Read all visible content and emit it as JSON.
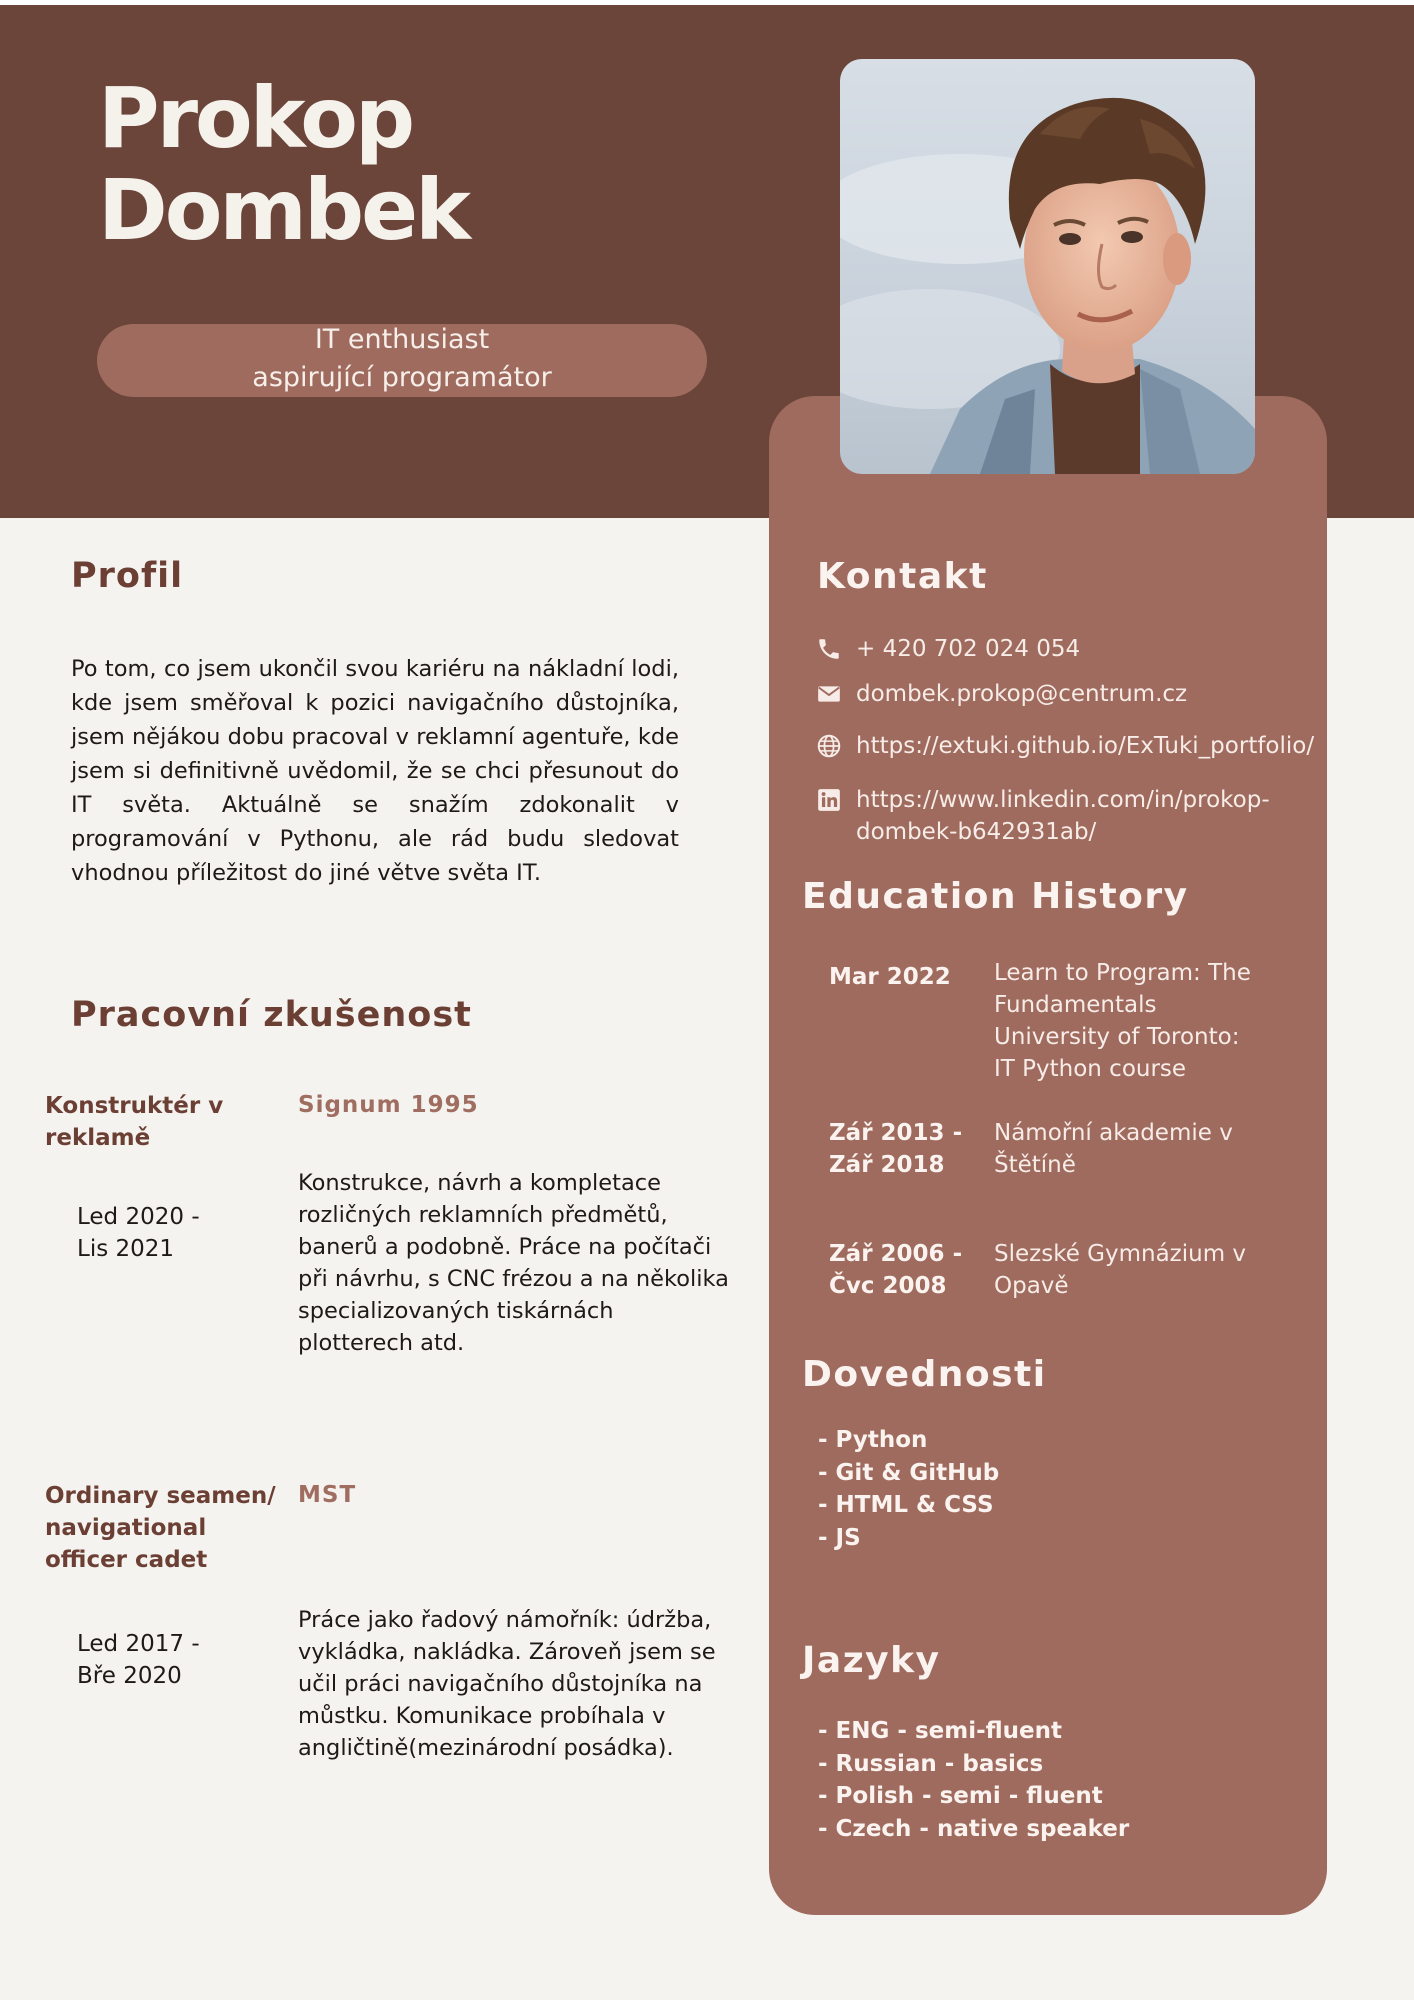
{
  "header": {
    "first_name": "Prokop",
    "last_name": "Dombek",
    "tagline_line1": "IT enthusiast",
    "tagline_line2": "aspirující programátor"
  },
  "profile": {
    "title": "Profil",
    "text": "Po tom, co jsem ukončil svou kariéru na nákladní lodi, kde jsem směřoval k pozici navigačního důstojníka, jsem nějákou dobu pracoval v reklamní agentuře, kde jsem si definitivně uvědomil, že se chci přesunout do IT světa. Aktuálně se snažím zdokonalit v programování v Pythonu, ale rád budu sledovat vhodnou příležitost do jiné větve světa IT."
  },
  "work": {
    "title": "Pracovní zkušenost",
    "jobs": [
      {
        "role": "Konstruktér v reklamě",
        "company": "Signum 1995",
        "dates_line1": "Led 2020 -",
        "dates_line2": "Lis 2021",
        "description": "Konstrukce, návrh a kompletace rozličných reklamních předmětů, banerů a podobně. Práce na počítači při návrhu, s CNC frézou a na několika specializovaných tiskárnách plotterech atd."
      },
      {
        "role": "Ordinary seamen/ navigational officer cadet",
        "company": "MST",
        "dates_line1": "Led 2017 -",
        "dates_line2": "Bře 2020",
        "description": "Práce jako řadový námořník: údržba, vykládka, nakládka. Zároveň jsem se učil práci navigačního důstojníka na můstku. Komunikace probíhala v angličtině(mezinárodní posádka)."
      }
    ]
  },
  "contact": {
    "title": "Kontakt",
    "phone": "+ 420 702 024 054",
    "email": "dombek.prokop@centrum.cz",
    "website": "https://extuki.github.io/ExTuki_portfolio/",
    "linkedin_line1": "https://www.linkedin.com/in/prokop-",
    "linkedin_line2": "dombek-b642931ab/"
  },
  "education": {
    "title": "Education History",
    "items": [
      {
        "date_line1": "Mar 2022",
        "date_line2": "",
        "desc_lines": [
          "Learn to Program: The Fundamentals",
          "University of Toronto:",
          "IT Python course"
        ]
      },
      {
        "date_line1": "Zář 2013 -",
        "date_line2": "Zář 2018",
        "desc_lines": [
          "Námořní akademie v Štětíně"
        ]
      },
      {
        "date_line1": "Zář 2006 -",
        "date_line2": "Čvc 2008",
        "desc_lines": [
          "Slezské Gymnázium v Opavě"
        ]
      }
    ]
  },
  "skills": {
    "title": "Dovednosti",
    "items": [
      "- Python",
      "- Git & GitHub",
      "- HTML & CSS",
      "- JS"
    ]
  },
  "languages": {
    "title": "Jazyky",
    "items": [
      "- ENG - semi-fluent",
      "- Russian - basics",
      "- Polish - semi - fluent",
      "- Czech - native speaker"
    ]
  },
  "colors": {
    "header_bg": "#6b443a",
    "sidebar_bg": "#9f6b5e",
    "page_bg": "#f5f3ef",
    "accent_title": "#6b3f34",
    "accent_company": "#a06d61"
  }
}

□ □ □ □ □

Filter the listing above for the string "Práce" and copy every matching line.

        "description": "Konstrukce, návrh a kompletace rozličných reklamních předmětů, banerů a podobně. Práce na počítači při návrhu, s CNC frézou a na několika specializovaných tiskárnách plotterech atd."
        "description": "Práce jako řadový námořník: údržba, vykládka, nakládka. Zároveň jsem se učil práci navigačního důstojníka na můstku. Komunikace probíhala v angličtině(mezinárodní posádka)."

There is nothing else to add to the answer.